GOAL OF THE EXERCISE: Once you have found the line with "Read all visible content and emit it as JSON." in the records below, retype it and every line after it to the end exactly, with no pictures and nothing more.

MATERIAL FOR THIS TASK:
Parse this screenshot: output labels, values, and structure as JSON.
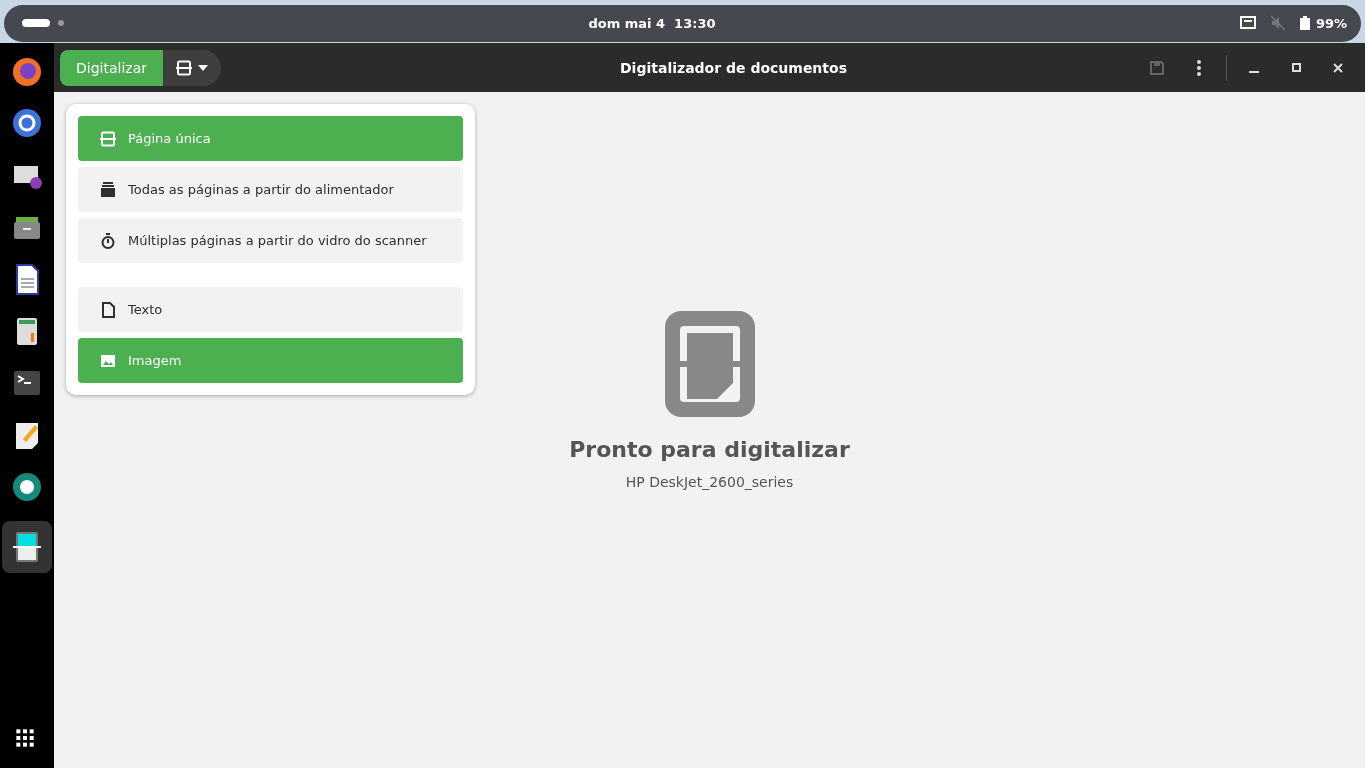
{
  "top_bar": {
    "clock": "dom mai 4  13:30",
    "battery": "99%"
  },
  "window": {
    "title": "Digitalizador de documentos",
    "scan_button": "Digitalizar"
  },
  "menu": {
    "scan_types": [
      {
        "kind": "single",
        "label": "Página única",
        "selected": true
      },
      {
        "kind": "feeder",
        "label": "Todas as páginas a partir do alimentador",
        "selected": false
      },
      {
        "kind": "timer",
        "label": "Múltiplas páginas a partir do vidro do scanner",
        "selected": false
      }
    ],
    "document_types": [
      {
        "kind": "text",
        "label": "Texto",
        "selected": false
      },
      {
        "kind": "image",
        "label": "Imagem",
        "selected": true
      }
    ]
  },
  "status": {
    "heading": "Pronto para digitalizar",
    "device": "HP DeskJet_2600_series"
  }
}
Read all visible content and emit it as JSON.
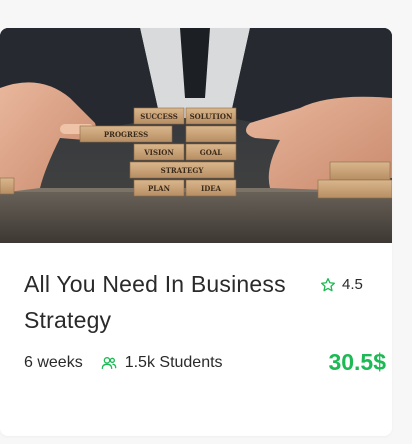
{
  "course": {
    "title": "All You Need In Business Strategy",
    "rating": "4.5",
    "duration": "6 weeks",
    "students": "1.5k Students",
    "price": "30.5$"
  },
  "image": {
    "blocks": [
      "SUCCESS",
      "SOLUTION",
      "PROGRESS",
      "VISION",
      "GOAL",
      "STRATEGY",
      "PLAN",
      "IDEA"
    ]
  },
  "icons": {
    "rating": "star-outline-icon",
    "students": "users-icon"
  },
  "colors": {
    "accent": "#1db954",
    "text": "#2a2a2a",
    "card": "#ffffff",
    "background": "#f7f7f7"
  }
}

WRITTEN SOLUTION:
Read all visible content and emit it as JSON.
{
  "course": {
    "title": "All You Need In Business Strategy",
    "rating": "4.5",
    "duration": "6 weeks",
    "students": "1.5k Students",
    "price": "30.5$"
  },
  "image": {
    "blocks": [
      "SUCCESS",
      "SOLUTION",
      "PROGRESS",
      "VISION",
      "GOAL",
      "STRATEGY",
      "PLAN",
      "IDEA"
    ]
  },
  "icons": {
    "rating": "star-outline-icon",
    "students": "users-icon"
  },
  "colors": {
    "accent": "#1db954",
    "text": "#2a2a2a",
    "card": "#ffffff",
    "background": "#f7f7f7"
  }
}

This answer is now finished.